**WHAT TO WORK ON**
Would you please give every entry again exactly, without the pictures?

───── THE DATA

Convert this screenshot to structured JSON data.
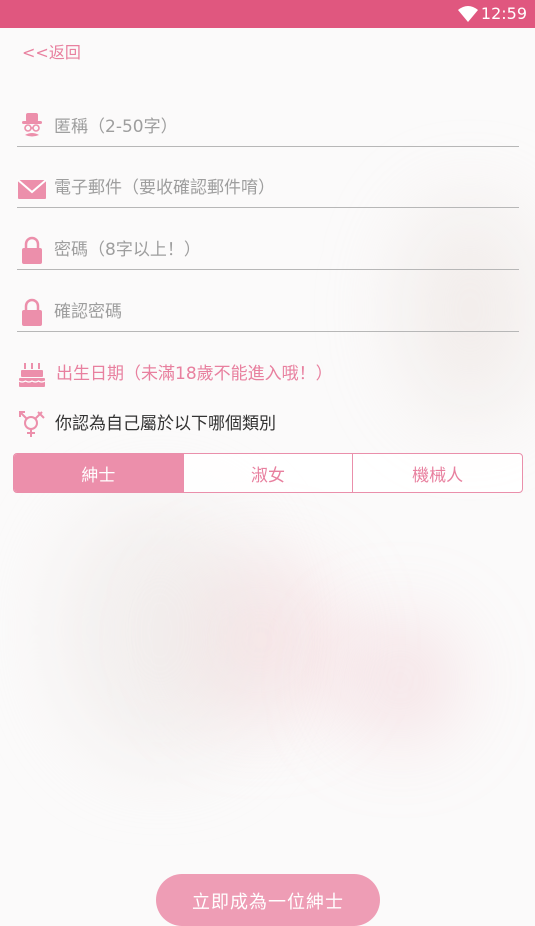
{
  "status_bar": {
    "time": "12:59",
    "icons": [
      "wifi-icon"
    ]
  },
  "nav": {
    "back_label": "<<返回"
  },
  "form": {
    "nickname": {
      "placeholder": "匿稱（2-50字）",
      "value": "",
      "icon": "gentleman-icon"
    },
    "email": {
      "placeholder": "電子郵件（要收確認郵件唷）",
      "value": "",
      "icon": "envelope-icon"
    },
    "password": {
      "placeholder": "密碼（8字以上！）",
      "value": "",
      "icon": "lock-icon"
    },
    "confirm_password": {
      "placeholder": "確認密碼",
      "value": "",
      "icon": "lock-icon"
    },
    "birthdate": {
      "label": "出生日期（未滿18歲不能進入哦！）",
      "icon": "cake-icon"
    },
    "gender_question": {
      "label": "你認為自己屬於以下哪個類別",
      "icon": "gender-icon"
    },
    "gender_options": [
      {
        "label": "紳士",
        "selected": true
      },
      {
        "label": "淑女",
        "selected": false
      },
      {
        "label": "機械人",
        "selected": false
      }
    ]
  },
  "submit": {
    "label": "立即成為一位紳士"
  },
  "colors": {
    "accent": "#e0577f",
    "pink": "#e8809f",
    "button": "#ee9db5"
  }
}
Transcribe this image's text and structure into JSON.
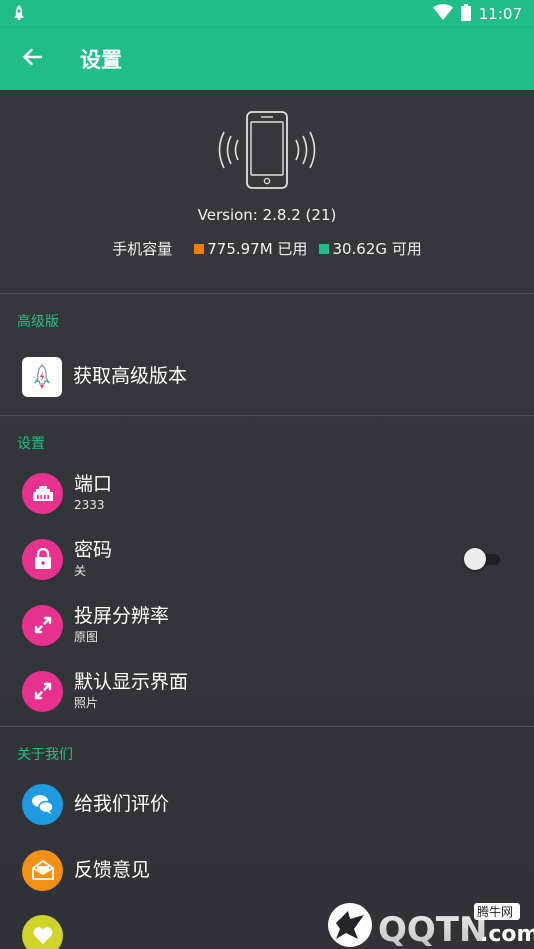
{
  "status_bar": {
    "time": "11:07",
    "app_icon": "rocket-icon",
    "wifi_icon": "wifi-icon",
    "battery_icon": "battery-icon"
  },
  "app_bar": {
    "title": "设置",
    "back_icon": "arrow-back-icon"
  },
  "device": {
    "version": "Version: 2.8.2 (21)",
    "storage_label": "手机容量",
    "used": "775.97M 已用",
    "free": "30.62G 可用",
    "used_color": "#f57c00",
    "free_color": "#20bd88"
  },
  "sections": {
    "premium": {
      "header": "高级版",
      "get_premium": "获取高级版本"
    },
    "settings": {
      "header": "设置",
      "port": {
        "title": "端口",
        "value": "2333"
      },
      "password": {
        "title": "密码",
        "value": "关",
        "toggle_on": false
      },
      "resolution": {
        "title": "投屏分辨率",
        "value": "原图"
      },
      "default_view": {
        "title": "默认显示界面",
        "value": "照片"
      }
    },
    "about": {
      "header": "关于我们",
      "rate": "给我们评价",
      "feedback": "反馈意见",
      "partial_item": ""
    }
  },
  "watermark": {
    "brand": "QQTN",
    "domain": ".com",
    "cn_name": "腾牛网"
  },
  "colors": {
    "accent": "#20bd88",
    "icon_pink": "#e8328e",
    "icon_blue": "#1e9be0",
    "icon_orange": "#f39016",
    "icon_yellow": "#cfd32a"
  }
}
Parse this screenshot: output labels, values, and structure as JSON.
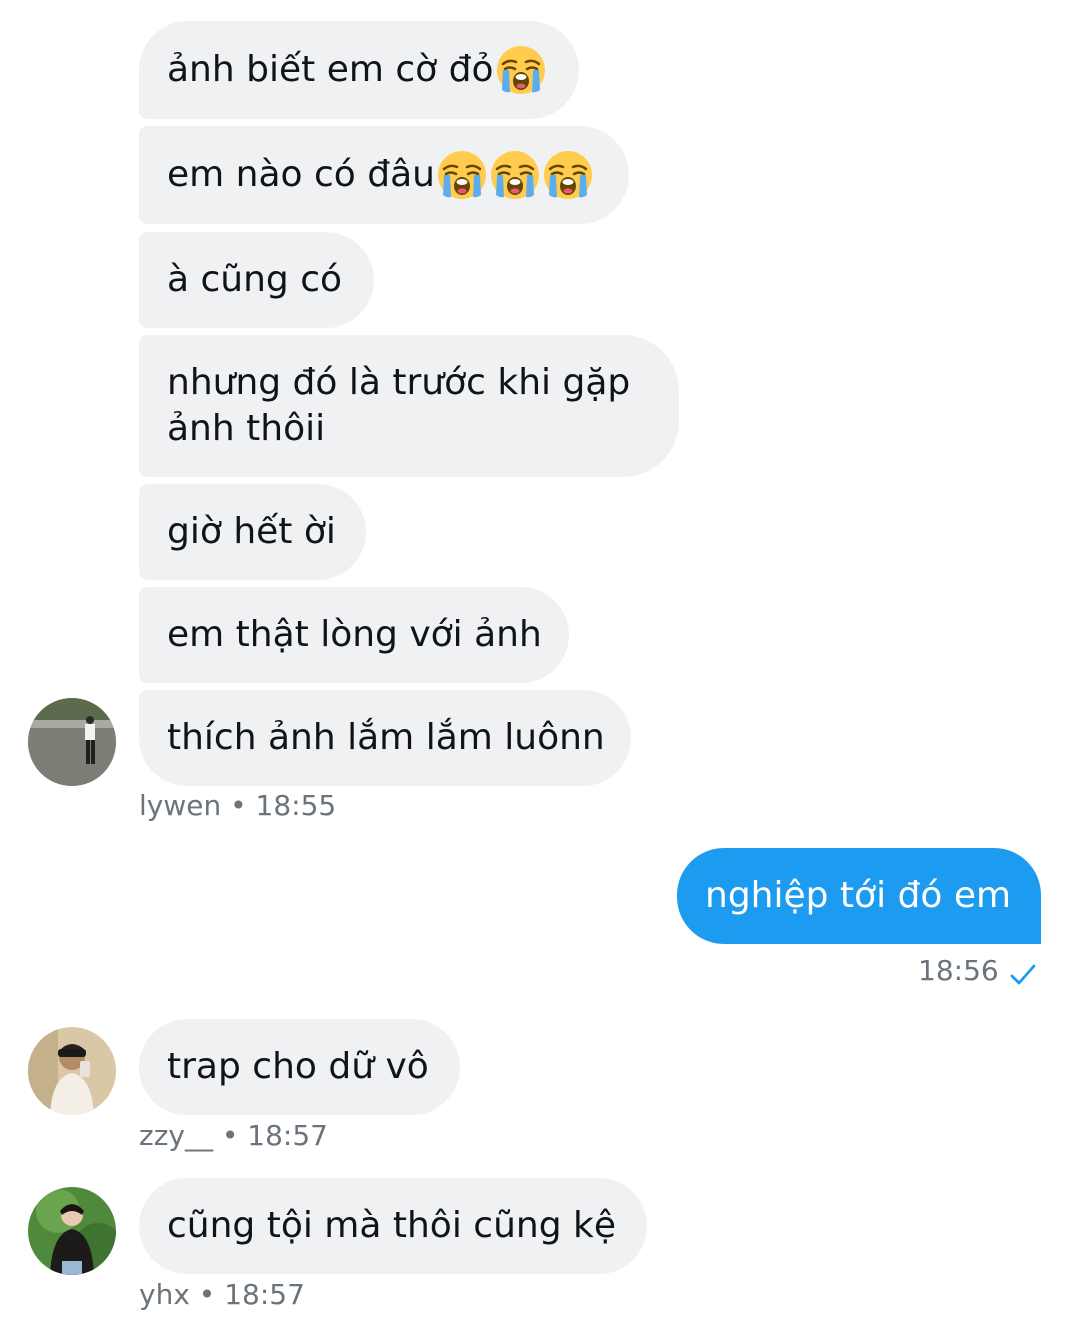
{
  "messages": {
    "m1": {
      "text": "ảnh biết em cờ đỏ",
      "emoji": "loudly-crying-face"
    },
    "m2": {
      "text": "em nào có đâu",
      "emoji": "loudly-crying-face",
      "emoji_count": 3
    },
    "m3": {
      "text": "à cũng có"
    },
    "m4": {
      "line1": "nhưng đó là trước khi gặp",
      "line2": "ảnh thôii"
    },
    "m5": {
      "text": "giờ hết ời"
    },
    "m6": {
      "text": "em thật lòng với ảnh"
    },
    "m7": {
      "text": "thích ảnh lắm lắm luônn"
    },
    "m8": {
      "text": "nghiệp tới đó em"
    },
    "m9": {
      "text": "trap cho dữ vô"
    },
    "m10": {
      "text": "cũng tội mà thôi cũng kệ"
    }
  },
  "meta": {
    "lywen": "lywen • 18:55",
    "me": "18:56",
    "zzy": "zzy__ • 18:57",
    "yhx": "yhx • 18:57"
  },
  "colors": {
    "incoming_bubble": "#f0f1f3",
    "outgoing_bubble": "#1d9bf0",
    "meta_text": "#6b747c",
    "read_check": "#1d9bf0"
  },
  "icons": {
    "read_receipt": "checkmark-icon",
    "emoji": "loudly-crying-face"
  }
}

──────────

**ANSWER FOR THE TASK**
Convert this screenshot to structured JSON data.
{
  "status_bar": {
    "time": "12:59",
    "icons": [
      "wifi-icon"
    ]
  },
  "nav": {
    "back_label": "<<返回"
  },
  "form": {
    "nickname": {
      "placeholder": "匿稱（2-50字）",
      "value": "",
      "icon": "gentleman-icon"
    },
    "email": {
      "placeholder": "電子郵件（要收確認郵件唷）",
      "value": "",
      "icon": "envelope-icon"
    },
    "password": {
      "placeholder": "密碼（8字以上！）",
      "value": "",
      "icon": "lock-icon"
    },
    "confirm_password": {
      "placeholder": "確認密碼",
      "value": "",
      "icon": "lock-icon"
    },
    "birthdate": {
      "label": "出生日期（未滿18歲不能進入哦！）",
      "icon": "cake-icon"
    },
    "gender_question": {
      "label": "你認為自己屬於以下哪個類別",
      "icon": "gender-icon"
    },
    "gender_options": [
      {
        "label": "紳士",
        "selected": true
      },
      {
        "label": "淑女",
        "selected": false
      },
      {
        "label": "機械人",
        "selected": false
      }
    ]
  },
  "submit": {
    "label": "立即成為一位紳士"
  },
  "colors": {
    "accent": "#e0577f",
    "pink": "#e8809f",
    "button": "#ee9db5"
  }
}
Transcribe this image's text and structure into JSON.
{
  "status_bar": {
    "time": "11:07",
    "app_icon": "rocket-icon",
    "wifi_icon": "wifi-icon",
    "battery_icon": "battery-icon"
  },
  "app_bar": {
    "title": "设置",
    "back_icon": "arrow-back-icon"
  },
  "device": {
    "version": "Version: 2.8.2 (21)",
    "storage_label": "手机容量",
    "used": "775.97M 已用",
    "free": "30.62G 可用",
    "used_color": "#f57c00",
    "free_color": "#20bd88"
  },
  "sections": {
    "premium": {
      "header": "高级版",
      "get_premium": "获取高级版本"
    },
    "settings": {
      "header": "设置",
      "port": {
        "title": "端口",
        "value": "2333"
      },
      "password": {
        "title": "密码",
        "value": "关",
        "toggle_on": false
      },
      "resolution": {
        "title": "投屏分辨率",
        "value": "原图"
      },
      "default_view": {
        "title": "默认显示界面",
        "value": "照片"
      }
    },
    "about": {
      "header": "关于我们",
      "rate": "给我们评价",
      "feedback": "反馈意见",
      "partial_item": ""
    }
  },
  "watermark": {
    "brand": "QQTN",
    "domain": ".com",
    "cn_name": "腾牛网"
  },
  "colors": {
    "accent": "#20bd88",
    "icon_pink": "#e8328e",
    "icon_blue": "#1e9be0",
    "icon_orange": "#f39016",
    "icon_yellow": "#cfd32a"
  }
}
Parse this screenshot: output labels, values, and structure as JSON.
{
  "messages": {
    "m1": {
      "text": "ảnh biết em cờ đỏ",
      "emoji": "loudly-crying-face"
    },
    "m2": {
      "text": "em nào có đâu",
      "emoji": "loudly-crying-face",
      "emoji_count": 3
    },
    "m3": {
      "text": "à cũng có"
    },
    "m4": {
      "line1": "nhưng đó là trước khi gặp",
      "line2": "ảnh thôii"
    },
    "m5": {
      "text": "giờ hết ời"
    },
    "m6": {
      "text": "em thật lòng với ảnh"
    },
    "m7": {
      "text": "thích ảnh lắm lắm luônn"
    },
    "m8": {
      "text": "nghiệp tới đó em"
    },
    "m9": {
      "text": "trap cho dữ vô"
    },
    "m10": {
      "text": "cũng tội mà thôi cũng kệ"
    }
  },
  "meta": {
    "lywen": "lywen • 18:55",
    "me": "18:56",
    "zzy": "zzy__ • 18:57",
    "yhx": "yhx • 18:57"
  },
  "colors": {
    "incoming_bubble": "#f0f1f3",
    "outgoing_bubble": "#1d9bf0",
    "meta_text": "#6b747c",
    "read_check": "#1d9bf0"
  },
  "icons": {
    "read_receipt": "checkmark-icon",
    "emoji": "loudly-crying-face"
  }
}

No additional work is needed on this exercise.